**WHAT YOU HAVE TO DO:** As the answer, give every line of the records that includes the word "n수행할".

── RECORDED INFORMATION

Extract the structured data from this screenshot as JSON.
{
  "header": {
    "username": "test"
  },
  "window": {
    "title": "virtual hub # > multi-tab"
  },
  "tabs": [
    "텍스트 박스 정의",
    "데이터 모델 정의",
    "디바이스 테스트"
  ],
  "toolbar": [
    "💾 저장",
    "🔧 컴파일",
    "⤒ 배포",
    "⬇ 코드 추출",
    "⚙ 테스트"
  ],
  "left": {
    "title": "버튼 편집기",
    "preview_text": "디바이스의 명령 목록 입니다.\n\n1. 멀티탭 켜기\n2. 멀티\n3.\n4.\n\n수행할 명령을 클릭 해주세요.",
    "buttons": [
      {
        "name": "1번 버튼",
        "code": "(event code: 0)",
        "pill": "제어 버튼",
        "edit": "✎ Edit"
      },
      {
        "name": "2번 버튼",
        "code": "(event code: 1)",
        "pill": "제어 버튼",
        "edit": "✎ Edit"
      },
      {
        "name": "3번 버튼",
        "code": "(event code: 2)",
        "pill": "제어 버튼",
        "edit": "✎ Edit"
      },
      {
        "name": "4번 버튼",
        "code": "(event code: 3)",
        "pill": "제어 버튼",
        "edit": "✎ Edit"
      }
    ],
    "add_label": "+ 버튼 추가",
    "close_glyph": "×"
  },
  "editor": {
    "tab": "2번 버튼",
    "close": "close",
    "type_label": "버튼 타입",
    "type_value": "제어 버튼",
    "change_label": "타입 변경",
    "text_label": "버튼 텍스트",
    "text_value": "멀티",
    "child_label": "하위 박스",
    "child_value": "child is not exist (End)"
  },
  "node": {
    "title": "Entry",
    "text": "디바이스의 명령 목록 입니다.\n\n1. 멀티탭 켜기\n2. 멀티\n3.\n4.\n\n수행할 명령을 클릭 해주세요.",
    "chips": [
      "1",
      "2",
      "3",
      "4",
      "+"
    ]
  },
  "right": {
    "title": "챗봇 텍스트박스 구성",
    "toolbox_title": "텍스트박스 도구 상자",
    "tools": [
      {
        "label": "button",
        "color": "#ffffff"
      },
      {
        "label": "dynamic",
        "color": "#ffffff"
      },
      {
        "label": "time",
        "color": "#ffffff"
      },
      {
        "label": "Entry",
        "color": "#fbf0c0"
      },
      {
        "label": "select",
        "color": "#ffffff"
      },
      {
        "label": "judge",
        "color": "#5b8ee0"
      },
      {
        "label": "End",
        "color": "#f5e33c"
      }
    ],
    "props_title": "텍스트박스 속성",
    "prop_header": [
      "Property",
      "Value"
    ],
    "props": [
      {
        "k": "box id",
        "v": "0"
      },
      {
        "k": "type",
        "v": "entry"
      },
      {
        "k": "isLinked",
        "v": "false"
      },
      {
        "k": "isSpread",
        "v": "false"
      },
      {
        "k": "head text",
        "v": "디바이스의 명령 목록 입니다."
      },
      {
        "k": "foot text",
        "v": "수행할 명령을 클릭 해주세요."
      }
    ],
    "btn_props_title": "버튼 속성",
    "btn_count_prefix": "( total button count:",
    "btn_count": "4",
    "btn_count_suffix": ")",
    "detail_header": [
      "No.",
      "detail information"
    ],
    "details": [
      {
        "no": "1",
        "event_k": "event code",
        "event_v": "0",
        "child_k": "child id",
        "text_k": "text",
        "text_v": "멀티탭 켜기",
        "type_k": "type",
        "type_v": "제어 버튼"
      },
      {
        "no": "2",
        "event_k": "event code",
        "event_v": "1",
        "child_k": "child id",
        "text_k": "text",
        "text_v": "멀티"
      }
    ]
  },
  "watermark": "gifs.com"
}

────

**RESPONSE AREA:**
    "preview_text": "디바이스의 명령 목록 입니다.\n\n1. 멀티탭 켜기\n2. 멀티\n3.\n4.\n\n수행할 명령을 클릭 해주세요.",
    "text": "디바이스의 명령 목록 입니다.\n\n1. 멀티탭 켜기\n2. 멀티\n3.\n4.\n\n수행할 명령을 클릭 해주세요.",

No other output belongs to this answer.